Many believe that Bitcoin is completely anonymous. However, with forensic analysis, any Bitcoin address used in a transaction is very likely to be traceable. This means Bitcoin transactions are actually pseudo-anonymous.
All Bitcoin transactions and the wallet addresses involved are recorded on a public blockchain – the Bitcoin blockchain, to be specific. They are open and available to everyone to see.
However, Bitcoin wallet addresses alone don’t reveal any identifiable details. However, they do provide a foothold for further investigation. Imagine your Bitcoin address like an email address or an online alias; how hard it is to link to your actions depends largely on what you do with it and the willingness of another party to trace you.
Say you publicly share your Bitcoin wallet address. Perhaps on a forum. Even if it’s not shared with any identifiable details, you may have used the same username somewhere else. You may have shared identifiable details in another post under that username, which someone can track by looking through your posting history. You may also have used an email address to sign up to the forum, which is also public. It’s not hard to then connect the dots.
Essentially, any time you share a Bitcoin wallet address, you make it possible for someone to link you to it. If you’re buying something from a shop, the merchant is highly unlikely to bother tracing you, of course, and to do so is costly. If you’re doing something more nefarious with your Bitcoin though, the police may be more inclined to do so.
It’s also important to note that because you can see all transactions that take place over the Bitcoin network, multiple Bitcoin addresses can be grouped together. They can then be tied to the same address.
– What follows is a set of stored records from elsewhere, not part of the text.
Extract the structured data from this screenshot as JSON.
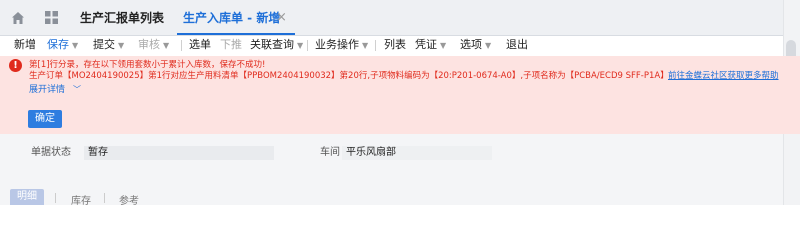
{
  "tabs": {
    "home_icon": "home-icon",
    "apps_icon": "grid-icon",
    "items": [
      {
        "label": "生产汇报单列表"
      },
      {
        "label": "生产入库单 - 新增"
      }
    ],
    "close_glyph": "×"
  },
  "toolbar": {
    "new": "新增",
    "save": "保存",
    "submit": "提交",
    "audit": "审核",
    "select_order": "选单",
    "push_down": "下推",
    "related_query": "关联查询",
    "business_ops": "业务操作",
    "list": "列表",
    "voucher": "凭证",
    "options": "选项",
    "exit": "退出",
    "separator": "|"
  },
  "error": {
    "icon_text": "!",
    "line1": "第[1]行分录，存在以下领用套数小于累计入库数，保存不成功!",
    "line2": "生产订单【MO2404190025】第1行对应生产用料清单【PPBOM2404190032】第20行,子项物料编码为【20:P201-0674-A0】,子项名称为【PCBA/ECD9 SFF-P1A】",
    "help_link": "前往金蝶云社区获取更多帮助",
    "expand_label": "展开详情",
    "ok_label": "确定"
  },
  "form": {
    "status_label": "单据状态",
    "status_value": "暂存",
    "workshop_label": "车间",
    "workshop_value": "平乐风扇部"
  },
  "bottom_tabs": {
    "active": "明细",
    "items": [
      "库存",
      "参考"
    ]
  },
  "colors": {
    "accent": "#1e6fd8",
    "error_text": "#e02b1d",
    "error_bg": "#fde3e1"
  }
}
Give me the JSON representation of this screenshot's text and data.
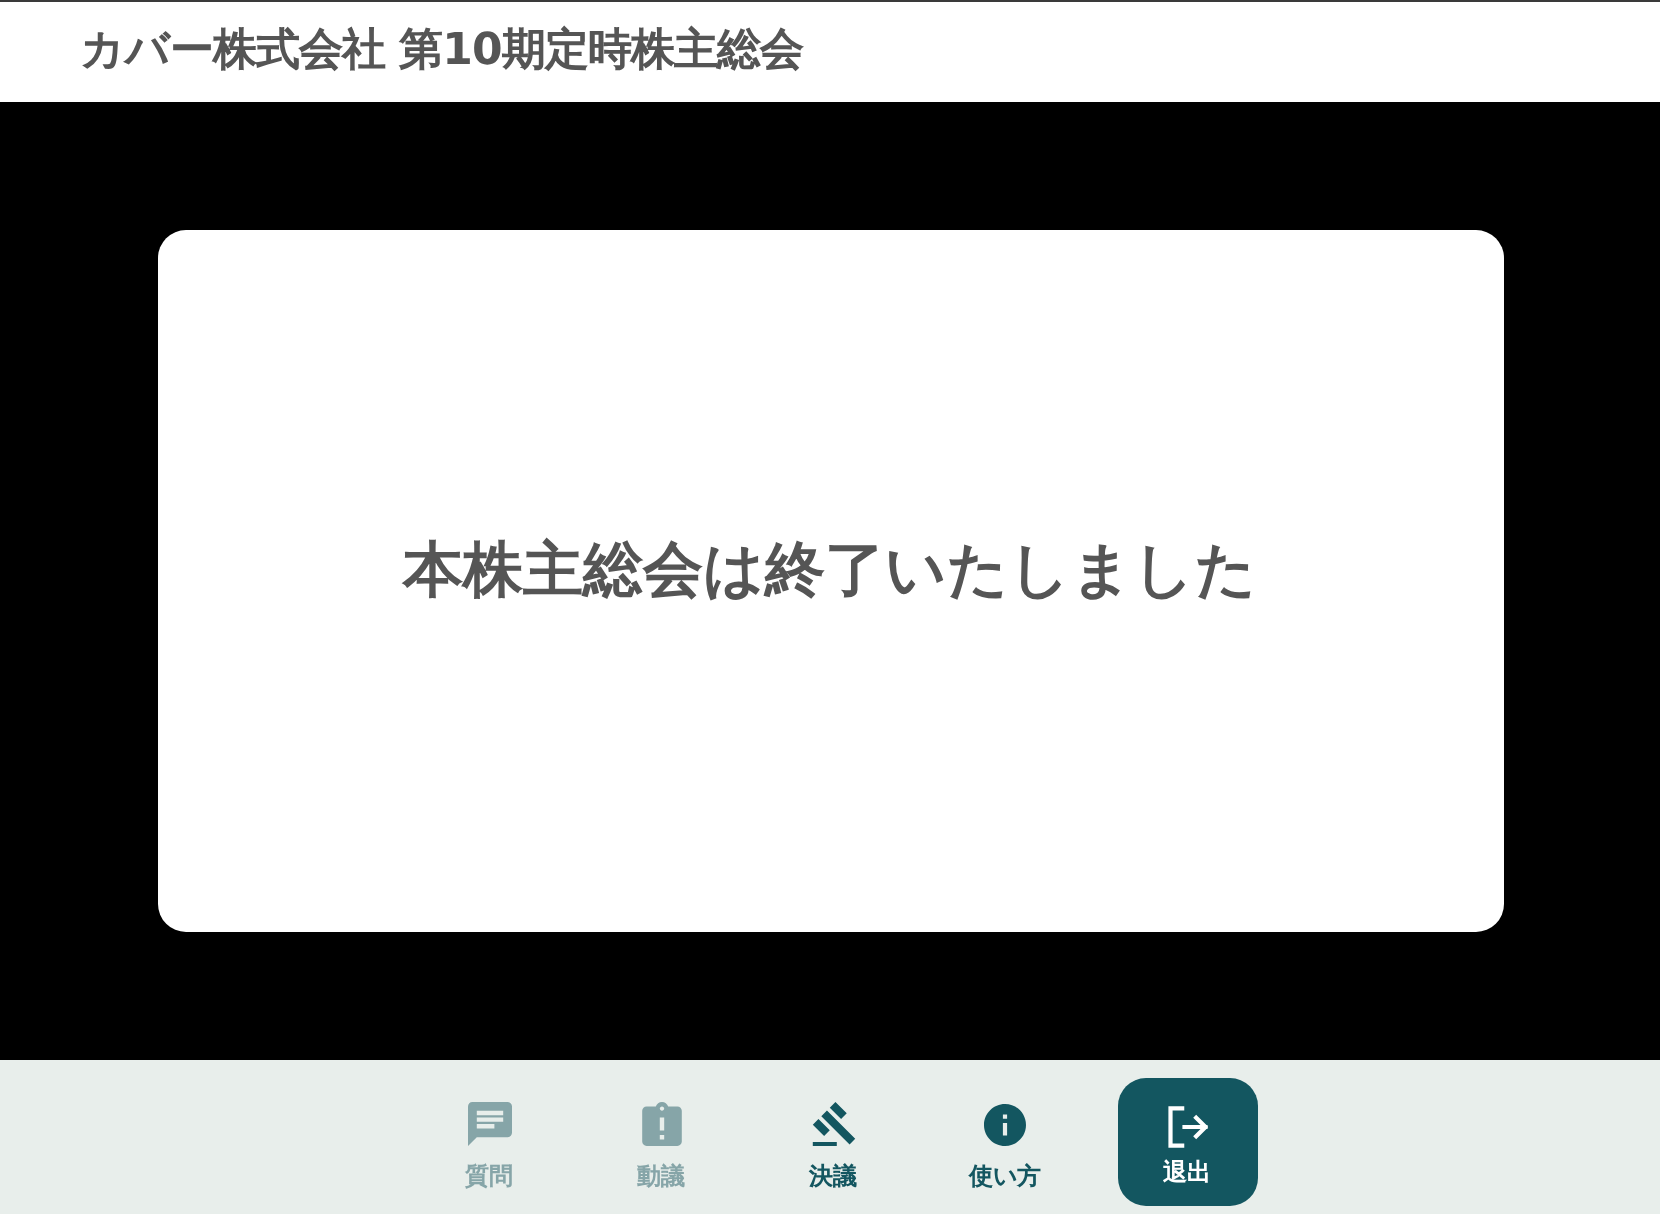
{
  "header": {
    "title": "カバー株式会社 第10期定時株主総会"
  },
  "stage": {
    "message": "本株主総会は終了いたしました"
  },
  "nav": [
    {
      "label": "質問",
      "kind": "tab",
      "disabled": true
    },
    {
      "label": "動議",
      "kind": "tab",
      "disabled": true
    },
    {
      "label": "決議",
      "kind": "tab",
      "disabled": false
    },
    {
      "label": "使い方",
      "kind": "tab",
      "disabled": false
    },
    {
      "label": "退出",
      "kind": "primary",
      "disabled": false
    }
  ]
}
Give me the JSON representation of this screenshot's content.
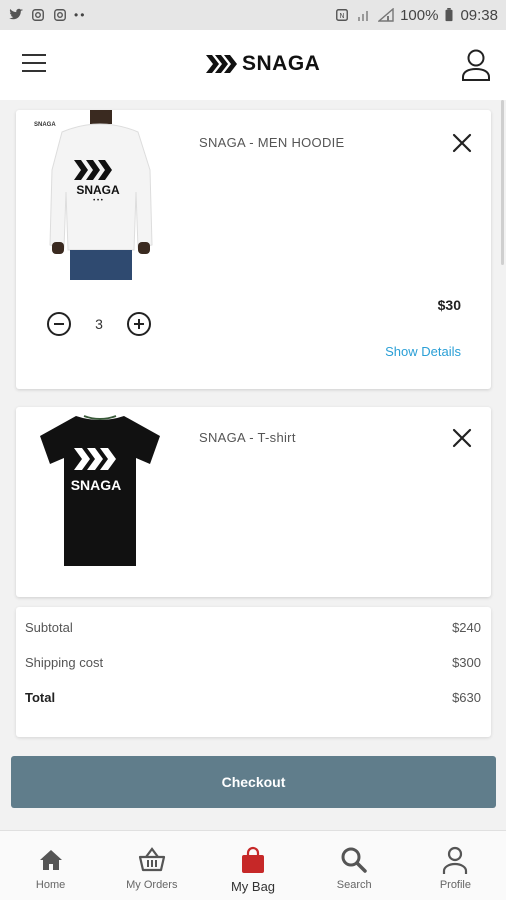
{
  "status_bar": {
    "battery": "100%",
    "time": "09:38"
  },
  "header": {
    "brand": "SNAGA"
  },
  "cart": {
    "items": [
      {
        "name": "SNAGA - MEN HOODIE",
        "price": "$30",
        "quantity": "3",
        "details_label": "Show Details",
        "image_print": "SNAGA"
      },
      {
        "name": "SNAGA - T-shirt",
        "image_print": "SNAGA"
      }
    ]
  },
  "summary": {
    "subtotal_label": "Subtotal",
    "subtotal_value": "$240",
    "shipping_label": "Shipping cost",
    "shipping_value": "$300",
    "total_label": "Total",
    "total_value": "$630"
  },
  "checkout_label": "Checkout",
  "bottom_nav": [
    {
      "label": "Home",
      "icon": "home-icon"
    },
    {
      "label": "My Orders",
      "icon": "basket-icon"
    },
    {
      "label": "My Bag",
      "icon": "bag-icon"
    },
    {
      "label": "Search",
      "icon": "search-icon"
    },
    {
      "label": "Profile",
      "icon": "person-icon"
    }
  ],
  "colors": {
    "accent": "#607d8b",
    "link": "#2a9fd6",
    "bag_active": "#c62828"
  }
}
Therefore, if just one of these addresses is linked to a real-world identity through one or several of the other de-anonymising methods, they all can.